The name of the huge Meadowhall shopping centre, beside the M1 Tinsley Viaduct between Sheffield and Rotherham, is historically significant.

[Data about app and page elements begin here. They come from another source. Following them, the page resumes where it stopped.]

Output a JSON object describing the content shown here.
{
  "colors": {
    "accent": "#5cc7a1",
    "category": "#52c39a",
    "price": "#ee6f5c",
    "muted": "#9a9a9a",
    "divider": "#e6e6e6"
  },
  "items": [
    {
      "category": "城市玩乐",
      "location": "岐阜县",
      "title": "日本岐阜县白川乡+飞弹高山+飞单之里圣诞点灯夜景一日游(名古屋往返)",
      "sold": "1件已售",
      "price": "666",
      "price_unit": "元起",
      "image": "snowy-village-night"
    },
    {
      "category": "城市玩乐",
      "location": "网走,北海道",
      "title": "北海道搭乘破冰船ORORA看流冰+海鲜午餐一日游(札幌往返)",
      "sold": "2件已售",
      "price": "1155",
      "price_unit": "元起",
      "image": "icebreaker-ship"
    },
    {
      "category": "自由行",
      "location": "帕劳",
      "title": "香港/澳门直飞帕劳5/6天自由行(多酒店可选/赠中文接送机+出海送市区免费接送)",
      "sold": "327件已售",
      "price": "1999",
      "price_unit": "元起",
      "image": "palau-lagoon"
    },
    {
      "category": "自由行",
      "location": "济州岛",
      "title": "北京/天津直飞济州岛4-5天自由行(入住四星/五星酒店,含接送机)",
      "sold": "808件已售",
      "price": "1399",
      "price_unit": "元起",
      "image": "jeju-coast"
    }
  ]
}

It commemorates a farm, Meadow Hall, which stood where the northbound entry slip-road of Junction 34 climbs to the carriageway.

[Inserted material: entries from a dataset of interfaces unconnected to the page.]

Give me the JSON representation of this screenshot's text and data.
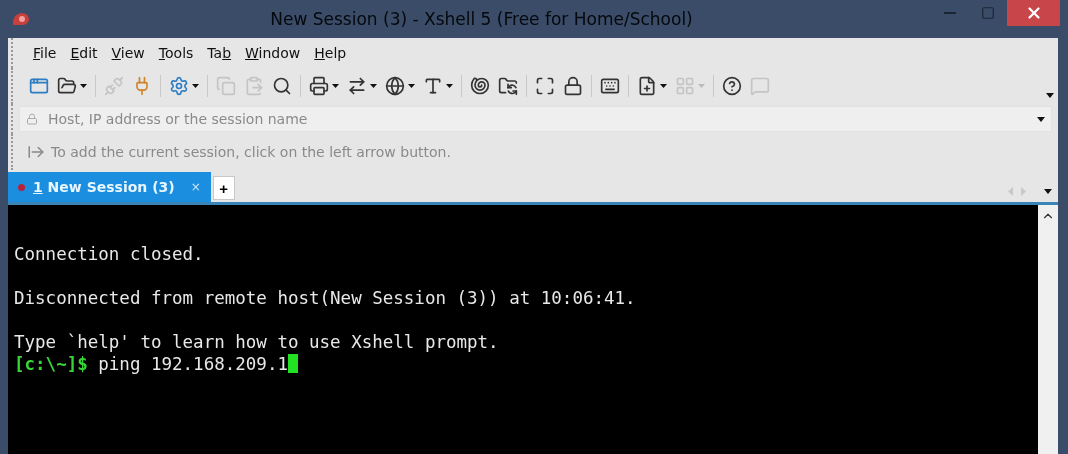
{
  "window": {
    "title": "New Session (3) - Xshell 5 (Free for Home/School)",
    "active": false
  },
  "menu": [
    {
      "key": "F",
      "after": "ile"
    },
    {
      "key": "E",
      "after": "dit"
    },
    {
      "key": "V",
      "after": "iew"
    },
    {
      "key": "T",
      "after": "ools"
    },
    {
      "before": "Ta",
      "key": "b"
    },
    {
      "key": "W",
      "after": "indow"
    },
    {
      "key": "H",
      "after": "elp"
    }
  ],
  "toolbar": [
    {
      "disabled": false,
      "dropdown": false
    },
    {
      "disabled": false,
      "dropdown": true
    },
    {
      "disabled": true,
      "dropdown": false
    },
    {
      "disabled": false,
      "dropdown": false
    },
    {
      "disabled": false,
      "dropdown": true
    },
    {
      "disabled": true,
      "dropdown": false
    },
    {
      "disabled": true,
      "dropdown": false
    },
    {
      "disabled": false,
      "dropdown": false
    },
    {
      "disabled": false,
      "dropdown": true
    },
    {
      "disabled": false,
      "dropdown": true
    },
    {
      "disabled": false,
      "dropdown": true
    },
    {
      "disabled": false,
      "dropdown": true
    },
    {
      "disabled": false,
      "dropdown": false
    },
    {
      "disabled": false,
      "dropdown": false
    },
    {
      "disabled": false,
      "dropdown": false
    },
    {
      "disabled": false,
      "dropdown": false
    },
    {
      "disabled": false,
      "dropdown": false
    },
    {
      "disabled": false,
      "dropdown": true
    },
    {
      "disabled": true,
      "dropdown": true
    },
    {
      "disabled": false,
      "dropdown": false
    },
    {
      "disabled": true,
      "dropdown": false
    }
  ],
  "address_bar": {
    "placeholder": "Host, IP address or the session name"
  },
  "info_bar": {
    "text": "To add the current session, click on the left arrow button."
  },
  "tabs": [
    {
      "key": "1",
      "after": " New Session (3)",
      "selected": true,
      "connected": false,
      "close": "×"
    }
  ],
  "new_tab": "+",
  "terminal": {
    "lines": [
      "Connection closed.",
      "Disconnected from remote host(New Session (3)) at 10:06:41.",
      "Type `help' to learn how to use Xshell prompt."
    ],
    "prompt": "[c:\\~]$",
    "command": " ping 192.168.209.1"
  }
}
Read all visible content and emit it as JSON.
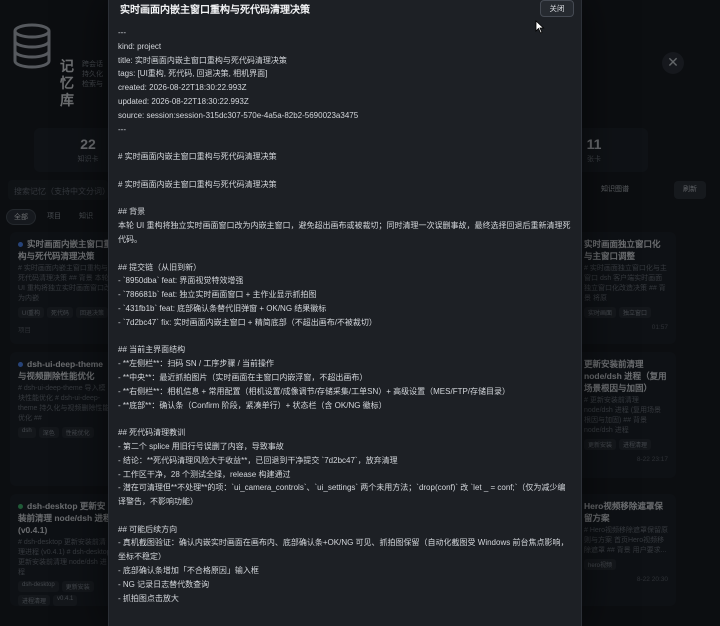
{
  "background": {
    "app_title": "记忆库",
    "app_subtitle": "跨会话持久化检索与大脑",
    "stats": [
      {
        "num": "22",
        "label": "知识卡"
      },
      {
        "num": "11",
        "label": "张卡"
      }
    ],
    "search_placeholder": "搜索记忆（支持中文分词）",
    "btn_sync": "知识图谱",
    "btn_refresh": "刷新",
    "filters": [
      "全部",
      "项目",
      "知识"
    ],
    "cards": [
      {
        "title": "实时画面内嵌主窗口重构与死代码清理决策",
        "desc": "# 实时画面内嵌主窗口重构与死代码清理决策 ## 背景 本轮 UI 重构将独立实时画面窗口改为内嵌",
        "tags": [
          "UI重构",
          "死代码",
          "回退决策"
        ],
        "meta_left": "项目",
        "meta_right": "",
        "dot": "#4f8cff"
      },
      {
        "title": "dsh-ui-deep-theme 与视频删除性能优化",
        "desc": "# dsh-ui-deep-theme 导入模块性能优化 # dsh-ui-deep-theme 持久化与视频删除性能优化 ##",
        "tags": [
          "dsh",
          "深色",
          "性能优化"
        ],
        "meta_left": "",
        "meta_right": "",
        "dot": "#4f8cff"
      },
      {
        "title": "dsh-desktop 更新安装前清理 node/dsh 进程 (v0.4.1)",
        "desc": "# dsh-desktop 更新安装前清理进程 (v0.4.1) # dsh-desktop 更新安装前清理 node/dsh 进程",
        "tags": [
          "dsh-desktop",
          "更新安装",
          "进程清理",
          "v0.4.1"
        ],
        "meta_left": "知识",
        "meta_right": "",
        "dot": "#3fbf6f"
      },
      {
        "title": "实时画面独立窗口化与主窗口调整",
        "desc": "# 实时画面独立窗口化与主窗口 dsh 客户端实时画面独立窗口化改造决策 ## 背景 将原",
        "tags": [
          "实时画面",
          "独立窗口"
        ],
        "meta_left": "",
        "meta_right": "01:57",
        "dot": "#4f8cff"
      },
      {
        "title": "更新安装前清理 node/dsh 进程（复用场景根因与加固）",
        "desc": "# 更新安装前清理 node/dsh 进程 (复用场景根因与加固) ## 背景 node/dsh 进程",
        "tags": [
          "更新安装",
          "进程清理"
        ],
        "meta_left": "",
        "meta_right": "8-22 23:17",
        "dot": "#4f8cff"
      },
      {
        "title": "Hero视频移除遮罩保留方案",
        "desc": "# Hero视频移除遮罩保留原则与方案 首页Hero视频移除遮罩 ## 背景 用户要求...",
        "tags": [
          "hero视频"
        ],
        "meta_left": "",
        "meta_right": "8-22 20:30",
        "dot": "#4f8cff"
      }
    ]
  },
  "modal": {
    "title": "实时画面内嵌主窗口重构与死代码清理决策",
    "close_label": "关闭",
    "lines": [
      "---",
      "kind: project",
      "title: 实时画面内嵌主窗口重构与死代码清理决策",
      "tags: [UI重构, 死代码, 回退决策, 相机界面]",
      "created: 2026-08-22T18:30:22.993Z",
      "updated: 2026-08-22T18:30:22.993Z",
      "source: session:session-315dc307-570e-4a5a-82b2-5690023a3475",
      "---",
      "",
      "# 实时画面内嵌主窗口重构与死代码清理决策",
      "",
      "# 实时画面内嵌主窗口重构与死代码清理决策",
      "",
      "## 背景",
      "本轮 UI 重构将独立实时画面窗口改为内嵌主窗口，避免超出画布或被裁切；同时清理一次误删事故，最终选择回退后重新清理死代码。",
      "",
      "## 提交链（从旧到新）",
      "- `8950dba` feat: 界面视觉特效增强",
      "- `786681b` feat: 独立实时画面窗口 + 主作业显示抓拍图",
      "- `431fb1b` feat: 底部确认条替代旧弹窗 + OK/NG 结果徽标",
      "- `7d2bc47` fix: 实时画面内嵌主窗口 + 精简底部（不超出画布/不被裁切）",
      "",
      "## 当前主界面结构",
      "- **左侧栏**：扫码 SN / 工序步骤 / 当前操作",
      "- **中央**：最近抓拍图片（实时画面在主窗口内嵌浮窗，不超出画布）",
      "- **右侧栏**：相机信息 + 常用配置（相机设置/成像调节/存储采集/工单SN）+ 高级设置（MES/FTP/存储目录）",
      "- **底部**：确认条（Confirm 阶段，紧凑单行）+ 状态栏（含 OK/NG 徽标）",
      "",
      "## 死代码清理教训",
      "- 第二个 splice 用旧行号误删了内容，导致事故",
      "- 结论：**死代码清理风险大于收益**，已回退到干净提交 `7d2bc47`，放弃清理",
      "- 工作区干净，28 个测试全绿，release 构建通过",
      "- 潜在可清理但**不处理**的项：`ui_camera_controls`、`ui_settings` 两个未用方法；`drop(conf)` 改 `let _ = conf;`（仅为减少编译警告，不影响功能）",
      "",
      "## 可能后续方向",
      "- 真机截图验证：确认内嵌实时画面在画布内、底部确认条+OK/NG 可见、抓拍图保留（自动化截图受 Windows 前台焦点影响，坐标不稳定）",
      "- 底部确认条增加「不合格原因」输入框",
      "- NG 记录日志替代数查询",
      "- 抓拍图点击放大"
    ]
  }
}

The valley of the River Don downstream from Sheffield itself remained rural till surprisingly late.
Even after the Attercliffe Common was enclosed in 1811 and the Sheffield Canal opened in 1819, the flat valley plain was thinly populated apart from the three small villages of Attercliffe, Carbrook and Darnall.
When the Sheffield & Rotherham Railway arrived in 1839, followed by the big steel works founded by such names as Firth, Brown, Vickers, Cammell and Jessop, the workers’ housing first went up on the north side of the valley in Brightside and Grimesthorpe.
The terraced housing in Attercliffe itself dated from the 1860s onwards, which is why there were few back-to-backs. (Sheffield took against back-to-backs because of the lack of ventilation; Leeds and Bradford people liked them because they were cosy.)
In the valley the earlier villas and houses are now commemorated solely in street names – Attercliffe Old Hall, Attercliffe New Hall, Chippingham House, Shirland House, Woodbourn Hall.
Only two buildings remain from the time when the valley was beautiful – Carbrook Hall (c1620) and the Hill Top Chapel (1629-30), but a couple of other very attractive relics of pre-industrial days survived until the 1960s.
One was Carlton House on Kimberley Street fronting on to Attercliffe Road, built to replace an older manor house that burnt down in 1761. A polite Georgian house of five bays and three storeys, it appears on a map dated 1777 and in 1819, when the tenant was Thomas Howard, it was surrounded by extensive pleasure grounds and a pond 1½ acres in area.
In the 1830s it was the home of Samuel Jackson, co-founder of the sawmakers Spear & Jackson and in 1839 it was apparently sold to the Duke of Newcastle. (That title hardly ever figures in Sheffield’s history, and may have crept in as a typo for the ubiquitous Duke of Norfolk.)
For many years it was a doctor’s surgery, and by the Second World War was the premises of Alfred A Markham & Son, undertakers, joiners and shopfitters.
There is a photograph in the Picture Sheffield collection showing it intact in 1968 but it was later demolished.
Nearby, at the top of Heppenstall Lane, stood 523/525 Attercliffe Road, a semi-detached pair of houses of very much the same style and period as Carlton House, with a rainwater head carrying the date 1779. I photographed them in 1976 but within a few years they were gone.
Swathes of history can easily disappear, unless they happened to be captured in chance photographs or archive references.